Chris Williamson, Labour MP for Derby North must have been watching Robert Redford and Dustin Hoffman play Woodward and Bernstein. And his time was well spent too. This is what he asked:
To ask the Secretary of State for Foreign and Commonwealth Affairs, whether his Department has (a) funded, (b) provided contracts to and (c) procured the services of the Integrity Initiative in each financial year since 2015/16.
Sir Alan Duncan Minister of State for Europe and the Americas replied as follows:
The Institute for Statecraft is an independent, Scottish, charitable body whose work seeks to improve governance and enhance national security. They launched the Integrity Initiative in 2015 to defend democracy against disinformation.

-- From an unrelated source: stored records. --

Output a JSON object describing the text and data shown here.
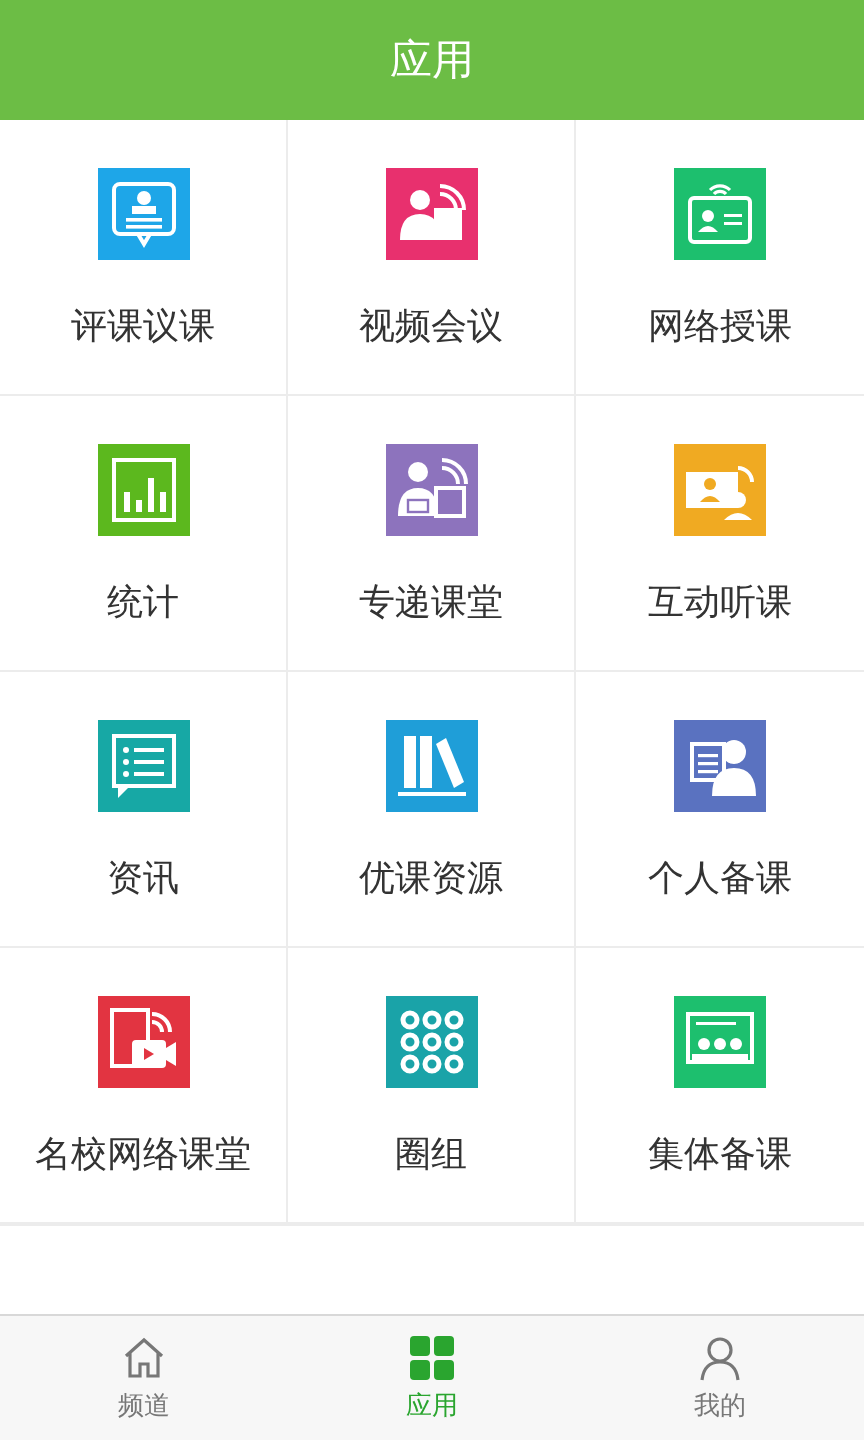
{
  "header": {
    "title": "应用"
  },
  "apps": [
    {
      "label": "评课议课",
      "kind": "review",
      "color": "#1ea6e8"
    },
    {
      "label": "视频会议",
      "kind": "meeting",
      "color": "#e8306e"
    },
    {
      "label": "网络授课",
      "kind": "badge",
      "color": "#1dbf6e"
    },
    {
      "label": "统计",
      "kind": "stats",
      "color": "#5cb81e"
    },
    {
      "label": "专递课堂",
      "kind": "teacher",
      "color": "#8d73bd"
    },
    {
      "label": "互动听课",
      "kind": "screen",
      "color": "#f0aa22"
    },
    {
      "label": "资讯",
      "kind": "news",
      "color": "#17a8a5"
    },
    {
      "label": "优课资源",
      "kind": "books",
      "color": "#1f9ed8"
    },
    {
      "label": "个人备课",
      "kind": "planner",
      "color": "#5a72c0"
    },
    {
      "label": "名校网络课堂",
      "kind": "video",
      "color": "#e23441"
    },
    {
      "label": "圈组",
      "kind": "dots",
      "color": "#1aa3a8"
    },
    {
      "label": "集体备课",
      "kind": "group",
      "color": "#1dbf6e"
    }
  ],
  "tabs": [
    {
      "label": "频道",
      "kind": "home",
      "selected": false
    },
    {
      "label": "应用",
      "kind": "apps",
      "selected": true
    },
    {
      "label": "我的",
      "kind": "me",
      "selected": false
    }
  ]
}
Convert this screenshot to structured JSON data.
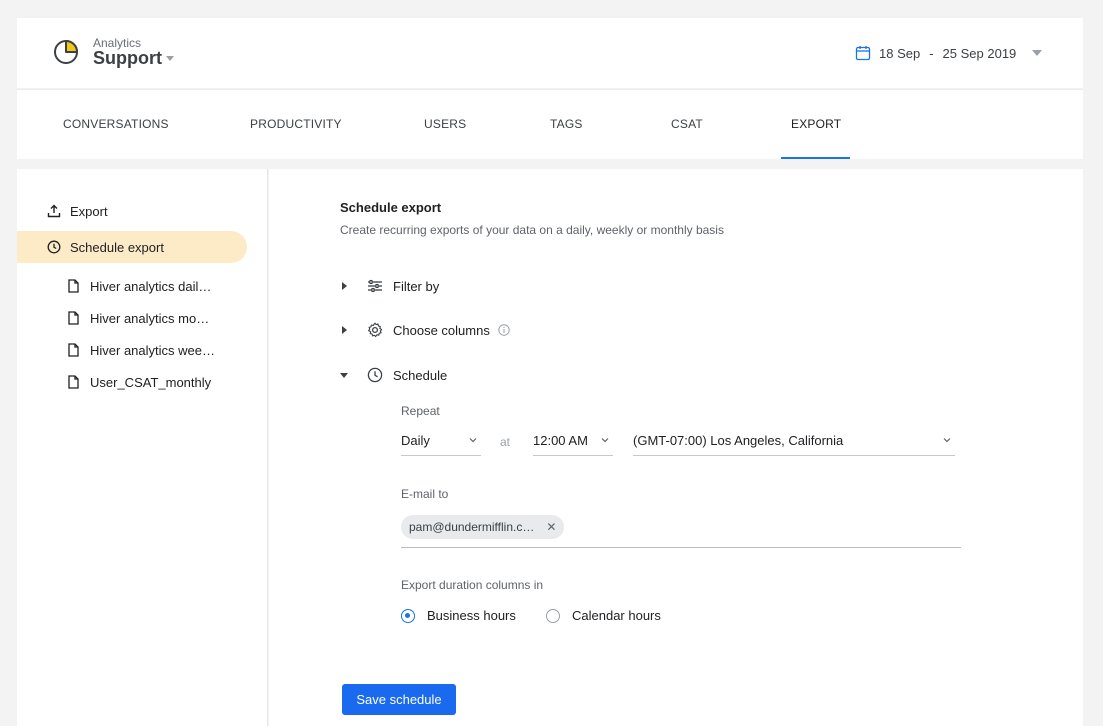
{
  "brand": {
    "small": "Analytics",
    "name": "Support"
  },
  "date_range": {
    "start": "18 Sep",
    "separator": "-",
    "end": "25 Sep 2019"
  },
  "tabs": [
    {
      "label": "CONVERSATIONS"
    },
    {
      "label": "PRODUCTIVITY"
    },
    {
      "label": "USERS"
    },
    {
      "label": "TAGS"
    },
    {
      "label": "CSAT"
    },
    {
      "label": "EXPORT",
      "active": true
    }
  ],
  "sidebar": {
    "export_label": "Export",
    "schedule_label": "Schedule export",
    "items": [
      {
        "label": "Hiver analytics dail…"
      },
      {
        "label": "Hiver analytics mo…"
      },
      {
        "label": "Hiver analytics wee…"
      },
      {
        "label": "User_CSAT_monthly"
      }
    ]
  },
  "main": {
    "title": "Schedule export",
    "subtitle": "Create recurring exports of your data on a daily, weekly or monthly basis",
    "filter_label": "Filter by",
    "columns_label": "Choose columns",
    "schedule_label": "Schedule",
    "repeat_label": "Repeat",
    "repeat_value": "Daily",
    "at_label": "at",
    "time_value": "12:00 AM",
    "timezone_value": "(GMT-07:00) Los Angeles, California",
    "email_label": "E-mail to",
    "email_chip": "pam@dundermifflin.c…",
    "duration_label": "Export duration columns in",
    "radio_business": "Business hours",
    "radio_calendar": "Calendar hours",
    "save_button": "Save schedule"
  },
  "colors": {
    "accent": "#1a73e8",
    "button": "#1a6af0",
    "active_item": "#fdebc8"
  }
}
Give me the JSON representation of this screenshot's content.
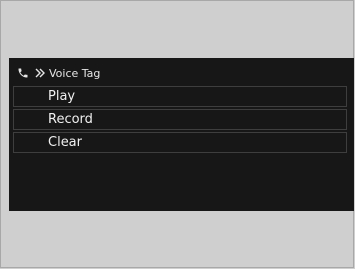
{
  "header": {
    "title": "Voice Tag",
    "icons": [
      "phone-icon",
      "chevron-double-right-icon"
    ]
  },
  "menu": {
    "items": [
      {
        "label": "Play"
      },
      {
        "label": "Record"
      },
      {
        "label": "Clear"
      }
    ]
  },
  "colors": {
    "screen_bg": "#171717",
    "text": "#f0f0f0",
    "border": "#3e3e3e",
    "page_bg": "#cfcfcf"
  }
}
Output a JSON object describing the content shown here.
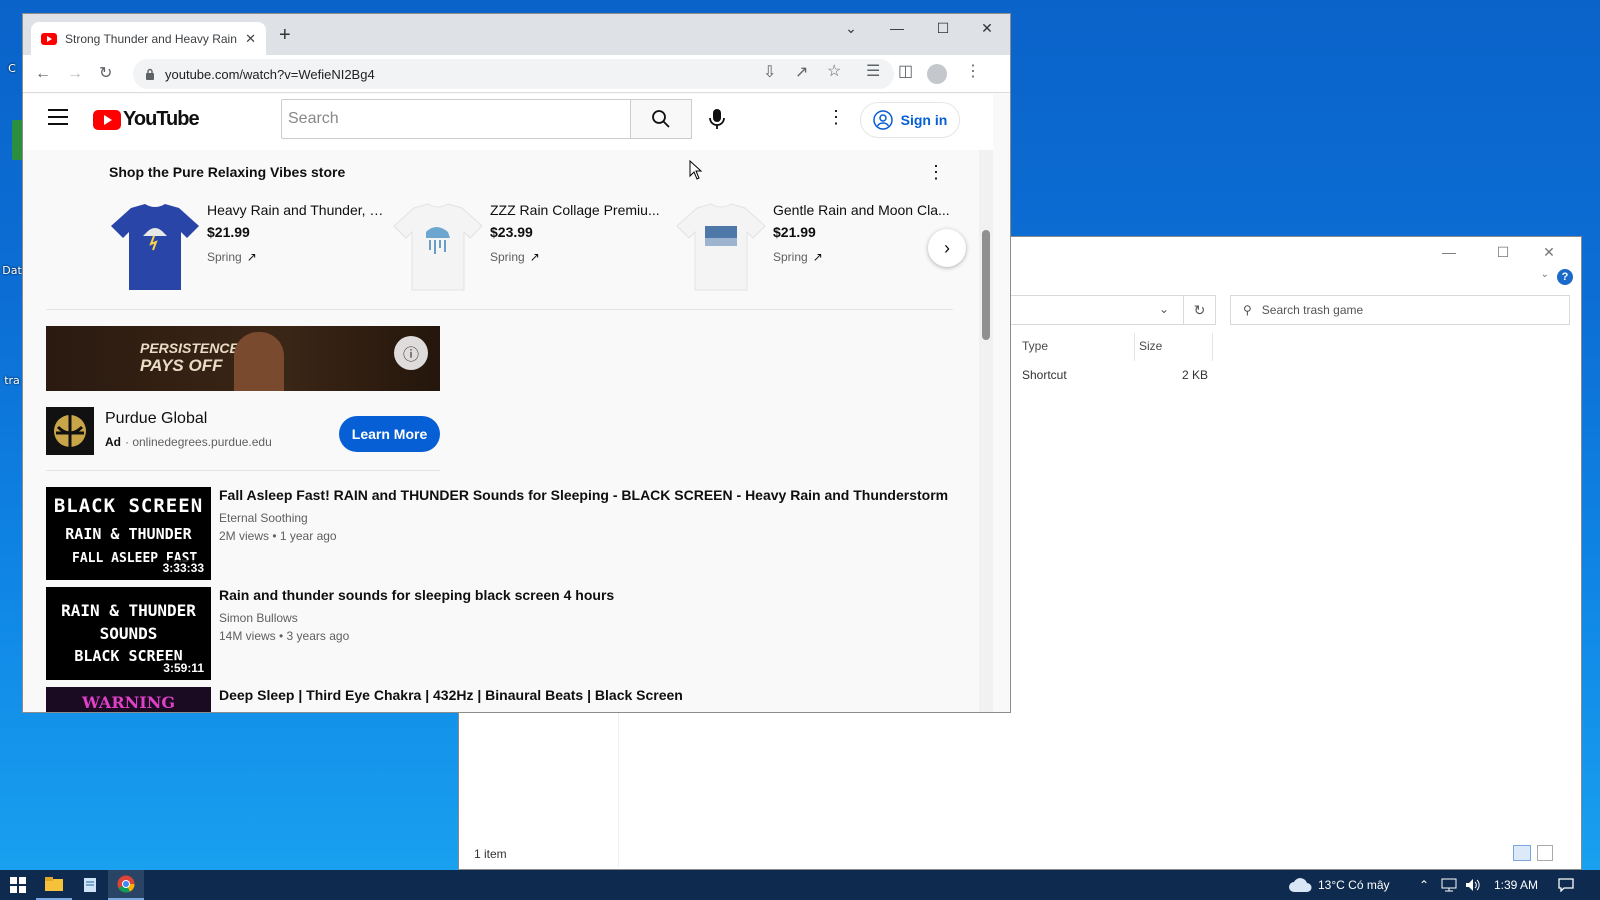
{
  "desktop": {
    "icon_labels": [
      "C",
      "Dat",
      "tra"
    ]
  },
  "explorer": {
    "search_placeholder": "Search trash game",
    "columns": [
      "Type",
      "Size"
    ],
    "row": {
      "type": "Shortcut",
      "size": "2 KB"
    },
    "status": "1 item",
    "help": "?"
  },
  "taskbar": {
    "weather": "13°C  Có mây",
    "clock": "1:39 AM"
  },
  "browser": {
    "tab_title": "Strong Thunder and Heavy Rain",
    "url": "youtube.com/watch?v=WefieNI2Bg4"
  },
  "youtube": {
    "logo": "YouTube",
    "search_placeholder": "Search",
    "signin": "Sign in",
    "store_title": "Shop the Pure Relaxing Vibes store",
    "products": [
      {
        "name": "Heavy Rain and Thunder, d...",
        "price": "$21.99",
        "source": "Spring"
      },
      {
        "name": "ZZZ Rain Collage Premiu...",
        "price": "$23.99",
        "source": "Spring"
      },
      {
        "name": "Gentle Rain and Moon Cla...",
        "price": "$21.99",
        "source": "Spring"
      }
    ],
    "ad": {
      "banner_line1": "PERSISTENCE",
      "banner_line2": "PAYS OFF",
      "advertiser": "Purdue Global",
      "ad_label": "Ad",
      "ad_url": "· onlinedegrees.purdue.edu",
      "cta": "Learn More"
    },
    "videos": [
      {
        "title": "Fall Asleep Fast! RAIN and THUNDER Sounds for Sleeping - BLACK SCREEN - Heavy Rain and Thunderstorm",
        "channel": "Eternal Soothing",
        "meta": "2M views • 1 year ago",
        "duration": "3:33:33",
        "thumb_lines": [
          "BLACK SCREEN",
          "RAIN & THUNDER",
          "FALL ASLEEP FAST"
        ]
      },
      {
        "title": "Rain and thunder sounds for sleeping black screen 4 hours",
        "channel": "Simon Bullows",
        "meta": "14M views • 3 years ago",
        "duration": "3:59:11",
        "thumb_lines": [
          "RAIN & THUNDER",
          "SOUNDS",
          "BLACK SCREEN"
        ]
      },
      {
        "title": "Deep Sleep | Third Eye Chakra | 432Hz | Binaural Beats | Black Screen",
        "channel": "",
        "meta": "",
        "duration": "",
        "thumb_lines": [
          "WARNING"
        ]
      }
    ]
  },
  "colors": {
    "yt_red": "#ff0000",
    "link_blue": "#065fd4",
    "cta_blue": "#065fd4",
    "taskbar": "#0e2a4e"
  }
}
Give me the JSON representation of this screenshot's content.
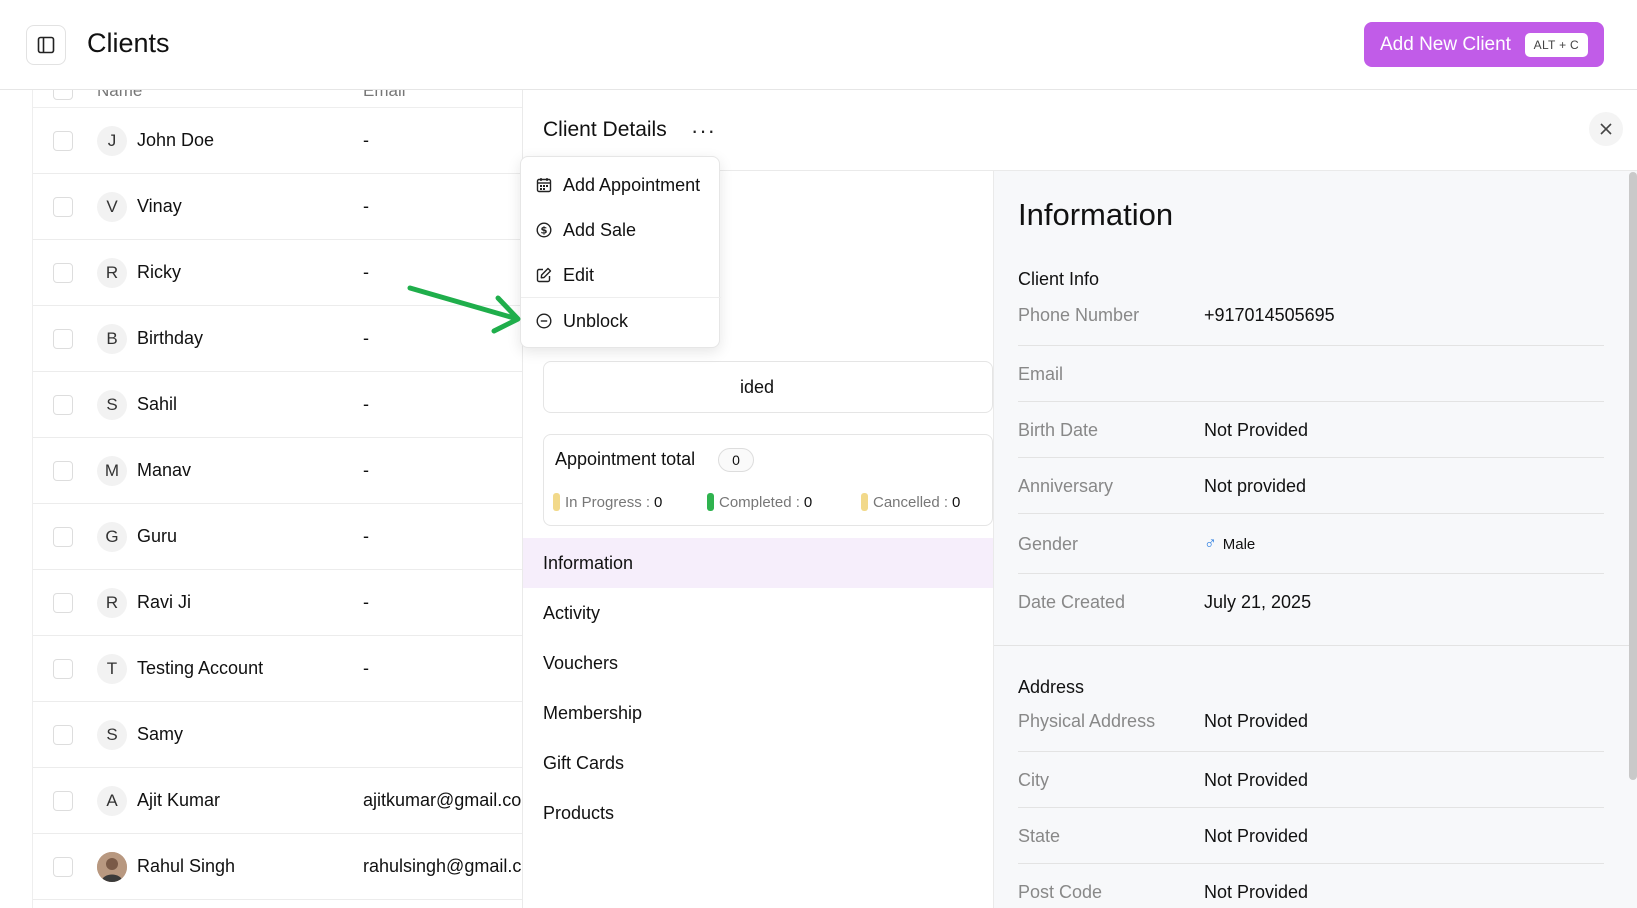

In financial year 2017/18, the FCO funded the Institute for Statecraft's Integrity Initiative £296,500. This financial year, the FCO is funding a further £1,961,000. Both have been funded through grant agreements.
At the Eastern Partnership Summit in November 2017, the Prime Minister announced that the UK Government has committed £100m over five years to tackling this threat internationally.
Such funding furthers our commitment to producing important work to counter disinformation and other malign influence.
Over two million so far and a pot of up to £100 million over five years is good funding for an organisation with no employees registered at a semi-derelict mill in Fife. With backing like that it could really go places. Places like Brussels. For that was the location of the 5th Eastern Partnership summit held on the 24th of November 2017. As we have already mentioned, the Eastern Partnership is a Foreign and Commeonwealth Office programme. Donald Tusk, President of the European Council, made the following remarks after this event:
We have just concluded the fifth Eastern Partnership Summit. It is only eight years ago that we launched the Eastern Partnership at a summit in Prague. I remember it well, because as the then Prime Minister of Poland I was one of the initiators. The reason for launching it was simple: we wanted to bring our European neighbours from the East closer to the EU. This required a more strategic and comprehensive approach towards the region, which had become the EU's immediate neighbourhood after the 2004 and 2007 enlargements. And we did this with a new ambitious offer of political and economic integration.
He went on to emphasise the trading and investment links to a impressive list of countries, foremost amongst which were Georgia, Moldova and Ukraine. Foremost because “... the European Union acknowledges [their] European aspirations" and "welcomes their European choice”.
Mr Tusk included an express warning to Russia and a statement regarding the Crimea which holds only the promise of future conflict:
But while there are indeed good prospects for the future, frozen and armed conflicts continue to prevent development and create hardships in Eastern Partnership countries. The death of five Ukrainian servicemen yesterday is just the latest proof of the tragic consequences of Russia's aggression in Ukraine. The EU condemns Russia’s aggression and will never recognise the illegal annexation of Crimea.
This may seem bellicose, and excessively threatening. But it is mild when compared to the press release from No 10 as Mrs May left for this summit the day before, 23rd November. This included the financial commitments described by Sir Alan Duncan, and much more besides (emphasis added):
As the UK prepares for its exit from the EU, Theresa May will also welcome the unified approach to tackle threats and attempts of destabilisation from other foreign powers like Russia.
The Prime Minister will conclude by reaffirming the UK’s support to the region... we are also spending £100m over five years in the Eastern Neighbourhood to counter disinformation.
But we must also be open-eyed to the actions of hostile states like Russia which threaten this potential and attempt to tear our collective strength apart.
This summit highlights the crucial importance of the European countries working together to protect our shared values and ideals. The UK may be leaving the EU but we are not leaving Europe, and we are unconditionally committed to maintaining Europe’s security.
This statement explicitly links the two areas which are the major UK Column News stories at present; EU Military Unification and the Anti-Russian Information War. They are right there in the prime-minister's press statement from a year ago:
- "A unified approach to tackle threats" which means EU Military Unification, and
- "Counter Disinformation" which is the Integrity Initiative and related programmes.
So we have started to follow the money and what have we learned?
- Britain may be leaving the EU, but that does not change the security arrangements
- Britain is "unconditionally" committed to the "collective" and "unified" defence of Europe, and that includes both the EU and those states that are presently outwith the EU and which border on Russia, termed the Eastern European Neighbourhood.
- The propaganda campaign that is being run through The Institute of Statecraft and Integrity Initiative is simply another aspect of a single, integrated strategy spanning the whole geopolitics of Europe and its "neighbourhood".
If you need confirmation of what exactly the current iteration of the neighbourhood looks like, the European Commission has prepared a map: